Porter is also NJMH Board Chairman, as well as an accomplished musician, and he spoke about how the new location for the Museum, as well as its design, makes the Museum a lot more accessible, with more opportunity for partnering with more people and organizations in the arts community, and the expectation that more people will want to partner in the educational programming. “The educational programming that we do sort of spans the age gamut of people; from youngsters all the way up to senior citizens. We want to make sure that we are nurturing talent; not just people who are on the bandstand, but people who work behind the scenes in jazz music as well. People who do production work, and the work behind the curtain.” Porter states that “What I see is arranging opportunities for young people to get experience in those areas. Just as the old way of teaching musicians how to become jazz musicians was by sitting in, we would like to develop opportunities that parallel that so that a young person sits in with a producer of an event, or an electrician doing the lights, or a technical person. It’s the full range of avenues and areas in the field of jazz that we’ve got to be mindful of.”
Porter is an encyclopedia of the facts, details and minutia of the history of jazz music, and he can rattle off the names of obscure yet important bands and artists from all over the world, as well as going back into the history of jazz in America. Discussing the ubiquity of his instrument of choice, the mandolin, in jazz, Porter talked about a string band from New Orleans called The Sixth and Seven Eighths String Band of New Orleans, who began playing together in 1913, and also listed every iconic mandolin player from practically every continent. He saw the amazing Indian mandolin player, Srinivas, who passed away in 2014, perform at Carnegie Hall with the banjo player Bela Fleck, and expressed dismay that, sharing an ancestral connection with India, the two were never able to connect during the occasions Porter was on Srinivas’ home continent. “Mandolin has been a part of the jazz scene since the very beginning of jazz.” Porter states.

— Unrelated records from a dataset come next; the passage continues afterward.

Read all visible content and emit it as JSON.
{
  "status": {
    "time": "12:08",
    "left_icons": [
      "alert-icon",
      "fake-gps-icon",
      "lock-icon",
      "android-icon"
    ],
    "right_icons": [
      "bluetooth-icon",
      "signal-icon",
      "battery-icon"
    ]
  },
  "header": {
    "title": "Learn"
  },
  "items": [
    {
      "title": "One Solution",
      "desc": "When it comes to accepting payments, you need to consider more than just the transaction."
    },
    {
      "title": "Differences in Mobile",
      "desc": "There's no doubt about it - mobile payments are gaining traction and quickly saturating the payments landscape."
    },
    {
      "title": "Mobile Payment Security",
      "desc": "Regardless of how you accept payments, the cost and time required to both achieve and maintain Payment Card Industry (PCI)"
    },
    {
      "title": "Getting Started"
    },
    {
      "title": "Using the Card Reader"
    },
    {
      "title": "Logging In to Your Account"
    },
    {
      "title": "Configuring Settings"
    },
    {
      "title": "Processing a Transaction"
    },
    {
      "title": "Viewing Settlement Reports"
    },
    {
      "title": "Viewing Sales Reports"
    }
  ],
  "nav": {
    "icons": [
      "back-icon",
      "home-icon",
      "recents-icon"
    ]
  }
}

Guests at Tuesday night’s opening event enjoyed performances by celebrated pianist Marc Cary with vocalist, Terri Davis; tenor saxophonist, Bill Saxton; drummer, Russell Carter; and bassist, Rahsaan Carter, and were among the first to experience VIBRATIONS, an exhibit featuring over 100 years of Harlem history in one room. Speakers included Tim Porter, Esq, Board member, and newly named Chairman of the NJMH’s Board of Directors; Loren Schoenberg, NJMH Founding Director and Senior Scholar; and Harold Closter, Director of Smithsonian Affiliations;, among others. Though unable to attend, NJMH Co-Artistic Directors Jon Batiste (celebrated pianist and Late Show with Stephen Colbert bandleader) and Christian McBride (renowned bassist / Artistic Director of Newport Jazz Festival) as well as Board Member, Ken Burns (award-winning documentary filmmaker)– each gave remarks via video.
The National Jazz Museum in Harlem
58 W 129th St
New York, N.Y. 10027
Admission: Free ($10 donation suggested)